Personally, this lead to a few mistaken visits to the Newspaper archive when I should have gone to City Hall, which was certainly wasted travel time. However, it always felt like the answers made sense when I came up with actual results. One of the more interesting parts of the casebook is the ability to make choices on how detective Reed interprets the information. For example, choosing whether or not you believe someone can change how you present information to quest givers, drastically altering the game world and certain character’s fates.
Occasionally, combatants will present themselves while you are doing your investigating and must be dealt with appropriately. Combat in The Sinking City is stiff, and a little awkward. You begin the game with a pistol for ranged attacks, and a spade attached to your rucksack that is used for your melee swipes. Bullets were said to be a limited resource, so I spent most of the game swinging my spade at anything that challenged my investigatory progress. This is where the movement controls rear their ugly head. Walking around examining evidence feels fine, but lining up a stride-stopping strike with the ol’ shovel in the middle of being attacked was quite troublesome.

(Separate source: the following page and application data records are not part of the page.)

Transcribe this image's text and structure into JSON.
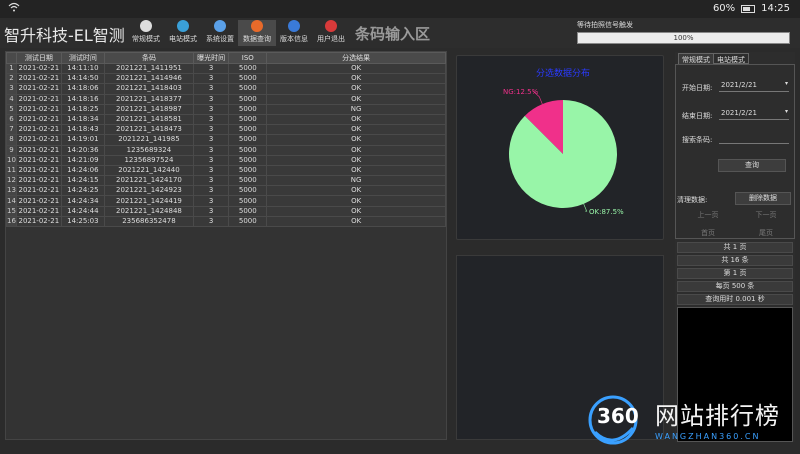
{
  "status": {
    "battery": "60%",
    "time": "14:25"
  },
  "app": {
    "title": "智升科技-EL智测",
    "zone_label": "条码输入区"
  },
  "nav": [
    {
      "label": "常规模式",
      "icon": "camera-icon",
      "color": "#dddddd"
    },
    {
      "label": "电站模式",
      "icon": "plant-icon",
      "color": "#3aa0d8"
    },
    {
      "label": "系统设置",
      "icon": "gear-icon",
      "color": "#5aa0e8"
    },
    {
      "label": "数据查询",
      "icon": "chart-icon",
      "color": "#e86a2a",
      "active": true
    },
    {
      "label": "版本信息",
      "icon": "person-icon",
      "color": "#3a7ad8"
    },
    {
      "label": "用户退出",
      "icon": "power-icon",
      "color": "#d83a3a"
    }
  ],
  "trigger": {
    "label": "等待拍照信号触发",
    "progress_text": "100%",
    "progress": 1.0
  },
  "table": {
    "headers": [
      "",
      "测试日期",
      "测试时间",
      "条码",
      "曝光时间",
      "ISO",
      "分选结果"
    ],
    "rows": [
      [
        "1",
        "2021-02-21",
        "14:11:10",
        "2021221_1411951",
        "3",
        "5000",
        "OK"
      ],
      [
        "2",
        "2021-02-21",
        "14:14:50",
        "2021221_1414946",
        "3",
        "5000",
        "OK"
      ],
      [
        "3",
        "2021-02-21",
        "14:18:06",
        "2021221_1418403",
        "3",
        "5000",
        "OK"
      ],
      [
        "4",
        "2021-02-21",
        "14:18:16",
        "2021221_1418377",
        "3",
        "5000",
        "OK"
      ],
      [
        "5",
        "2021-02-21",
        "14:18:25",
        "2021221_1418987",
        "3",
        "5000",
        "NG"
      ],
      [
        "6",
        "2021-02-21",
        "14:18:34",
        "2021221_1418581",
        "3",
        "5000",
        "OK"
      ],
      [
        "7",
        "2021-02-21",
        "14:18:43",
        "2021221_1418473",
        "3",
        "5000",
        "OK"
      ],
      [
        "8",
        "2021-02-21",
        "14:19:01",
        "2021221_141985",
        "3",
        "5000",
        "OK"
      ],
      [
        "9",
        "2021-02-21",
        "14:20:36",
        "1235689324",
        "3",
        "5000",
        "OK"
      ],
      [
        "10",
        "2021-02-21",
        "14:21:09",
        "12356897524",
        "3",
        "5000",
        "OK"
      ],
      [
        "11",
        "2021-02-21",
        "14:24:06",
        "2021221_142440",
        "3",
        "5000",
        "OK"
      ],
      [
        "12",
        "2021-02-21",
        "14:24:15",
        "2021221_1424170",
        "3",
        "5000",
        "NG"
      ],
      [
        "13",
        "2021-02-21",
        "14:24:25",
        "2021221_1424923",
        "3",
        "5000",
        "OK"
      ],
      [
        "14",
        "2021-02-21",
        "14:24:34",
        "2021221_1424419",
        "3",
        "5000",
        "OK"
      ],
      [
        "15",
        "2021-02-21",
        "14:24:44",
        "2021221_1424848",
        "3",
        "5000",
        "OK"
      ],
      [
        "16",
        "2021-02-21",
        "14:25:03",
        "235686352478",
        "3",
        "5000",
        "OK"
      ]
    ]
  },
  "chart_data": {
    "type": "pie",
    "title": "分选数据分布",
    "slices": [
      {
        "label": "OK:87.5%",
        "value": 87.5,
        "color": "#98f5a8"
      },
      {
        "label": "NG:12.5%",
        "value": 12.5,
        "color": "#f0308a"
      }
    ]
  },
  "right": {
    "tabs": [
      "常规模式",
      "电站模式"
    ],
    "start_label": "开始日期:",
    "start_value": "2021/2/21",
    "end_label": "结束日期:",
    "end_value": "2021/2/21",
    "barcode_label": "搜索条码:",
    "query_btn": "查询",
    "clear_label": "清理数据:",
    "delete_btn": "删除数据",
    "prev_btn": "上一页",
    "next_btn": "下一页",
    "first_btn": "首页",
    "last_btn": "尾页",
    "stats": [
      "共 1 页",
      "共 16 条",
      "第 1 页",
      "每页 500 条",
      "查询用时 0.001 秒"
    ]
  },
  "watermark": {
    "big": "360",
    "text": "网站排行榜",
    "url": "WANGZHAN360.CN"
  }
}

Finding solutions to this awkward movement lead me to discover a fairly combat-breaking exploit early on. The spade has a defined damage dealing… “area” in front of Reed’s model; if there happens to be a wall, fence, door, or bench in this space along with the targeted enemy, Reed is fully protected behind cover while all enemies feel the Spade’s wrath. Running away and angrily shoveling the corner of a wall or doorway was quite effective in most combat situations, but lacked the honor of a real victory. As the game progresses, a number of firearms become available for general use. By that time I had fully upgraded my ability to swing spades with premium efficiency, and did not find any real need for the expanded arsenal. Occasionally, I would break out a shotgun or grenade to dispatch heavier foes, but this was only to prevent taking any potentially lethal damage; avoiding any unnecessary load times.
The initial load on a save file can be around a minute. Quick travel around the city can cut that in half, with deaths feeling almost as long as initial loads. Another performance issue was not having frame syncing with video output, which caused screen tearing during the majority of gameplay. When travelling the city and moving with any haste, it was common to see dramatic pop-in of city components and texture details. Then again, most of these issues faded from view the more I played the game. I’m not sure if the madness had taken me, or if the quality of the crime scenes, conversations, and citizens of Oakmont has me partially forgiving of minor gripes.

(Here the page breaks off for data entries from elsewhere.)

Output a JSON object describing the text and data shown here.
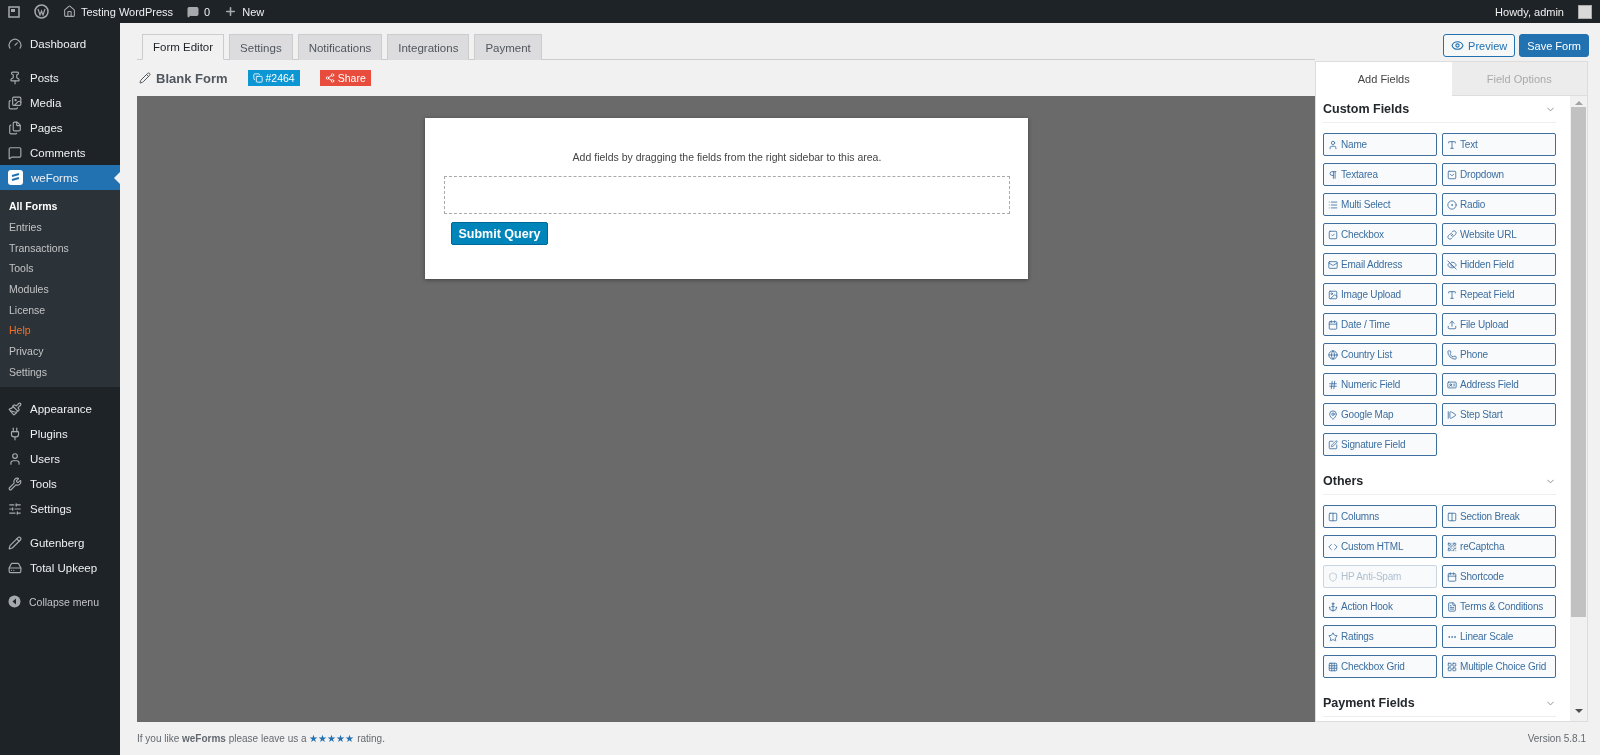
{
  "admin_bar": {
    "site_name": "Testing WordPress",
    "comments_count": "0",
    "new_label": "New",
    "greeting": "Howdy, admin"
  },
  "sidebar": {
    "groups": [
      {
        "items": [
          {
            "label": "Dashboard",
            "selected": false
          }
        ]
      },
      {
        "items": [
          {
            "label": "Posts",
            "selected": false
          },
          {
            "label": "Media",
            "selected": false
          },
          {
            "label": "Pages",
            "selected": false
          },
          {
            "label": "Comments",
            "selected": false
          },
          {
            "label": "weForms",
            "selected": true,
            "children": [
              {
                "label": "All Forms",
                "selected": true,
                "highlight": false
              },
              {
                "label": "Entries",
                "selected": false,
                "highlight": false
              },
              {
                "label": "Transactions",
                "selected": false,
                "highlight": false
              },
              {
                "label": "Tools",
                "selected": false,
                "highlight": false
              },
              {
                "label": "Modules",
                "selected": false,
                "highlight": false
              },
              {
                "label": "License",
                "selected": false,
                "highlight": false
              },
              {
                "label": "Help",
                "selected": false,
                "highlight": true
              },
              {
                "label": "Privacy",
                "selected": false,
                "highlight": false
              },
              {
                "label": "Settings",
                "selected": false,
                "highlight": false
              }
            ]
          }
        ]
      },
      {
        "items": [
          {
            "label": "Appearance",
            "selected": false
          },
          {
            "label": "Plugins",
            "selected": false
          },
          {
            "label": "Users",
            "selected": false
          },
          {
            "label": "Tools",
            "selected": false
          },
          {
            "label": "Settings",
            "selected": false
          }
        ]
      },
      {
        "items": [
          {
            "label": "Gutenberg",
            "selected": false
          },
          {
            "label": "Total Upkeep",
            "selected": false
          }
        ]
      }
    ],
    "collapse_label": "Collapse menu"
  },
  "tabs": [
    {
      "label": "Form Editor",
      "selected": true
    },
    {
      "label": "Settings",
      "selected": false
    },
    {
      "label": "Notifications",
      "selected": false
    },
    {
      "label": "Integrations",
      "selected": false
    },
    {
      "label": "Payment",
      "selected": false
    }
  ],
  "actions": {
    "preview": "Preview",
    "save": "Save Form"
  },
  "form": {
    "title": "Blank Form",
    "id_badge": "#2464",
    "share_label": "Share",
    "hint": "Add fields by dragging the fields from the right sidebar to this area.",
    "submit_label": "Submit Query"
  },
  "panel": {
    "tabs": [
      {
        "label": "Add Fields",
        "selected": true
      },
      {
        "label": "Field Options",
        "selected": false
      }
    ],
    "sections": [
      {
        "title": "Custom Fields",
        "fields": [
          {
            "label": "Name",
            "disabled": false
          },
          {
            "label": "Text",
            "disabled": false
          },
          {
            "label": "Textarea",
            "disabled": false
          },
          {
            "label": "Dropdown",
            "disabled": false
          },
          {
            "label": "Multi Select",
            "disabled": false
          },
          {
            "label": "Radio",
            "disabled": false
          },
          {
            "label": "Checkbox",
            "disabled": false
          },
          {
            "label": "Website URL",
            "disabled": false
          },
          {
            "label": "Email Address",
            "disabled": false
          },
          {
            "label": "Hidden Field",
            "disabled": false
          },
          {
            "label": "Image Upload",
            "disabled": false
          },
          {
            "label": "Repeat Field",
            "disabled": false
          },
          {
            "label": "Date / Time",
            "disabled": false
          },
          {
            "label": "File Upload",
            "disabled": false
          },
          {
            "label": "Country List",
            "disabled": false
          },
          {
            "label": "Phone",
            "disabled": false
          },
          {
            "label": "Numeric Field",
            "disabled": false
          },
          {
            "label": "Address Field",
            "disabled": false
          },
          {
            "label": "Google Map",
            "disabled": false
          },
          {
            "label": "Step Start",
            "disabled": false
          },
          {
            "label": "Signature Field",
            "disabled": false
          }
        ]
      },
      {
        "title": "Others",
        "fields": [
          {
            "label": "Columns",
            "disabled": false
          },
          {
            "label": "Section Break",
            "disabled": false
          },
          {
            "label": "Custom HTML",
            "disabled": false
          },
          {
            "label": "reCaptcha",
            "disabled": false
          },
          {
            "label": "HP Anti-Spam",
            "disabled": true
          },
          {
            "label": "Shortcode",
            "disabled": false
          },
          {
            "label": "Action Hook",
            "disabled": false
          },
          {
            "label": "Terms & Conditions",
            "disabled": false
          },
          {
            "label": "Ratings",
            "disabled": false
          },
          {
            "label": "Linear Scale",
            "disabled": false
          },
          {
            "label": "Checkbox Grid",
            "disabled": false
          },
          {
            "label": "Multiple Choice Grid",
            "disabled": false
          }
        ]
      },
      {
        "title": "Payment Fields"
      }
    ]
  },
  "footer": {
    "text": "If you like **weForms** please leave us a",
    "link": "★★★★★",
    "after": "rating.",
    "version": "Version 5.8.1"
  }
}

The Sinking City, for all of its faults, is an enjoyable game. Solving cases, making choices, and piecing together the overarching mystery made for a great adventure. While the Lovecraftian themes determined the types of monsters you encountered and easily defined the themes of madness, I didn’t feel it ultimately was required for the game’s setting to work. I think that’s why I enjoyed my time with The Sinking City; the core gameplay loop was well designed and fun, regardless of the setting (or any technical difficulties).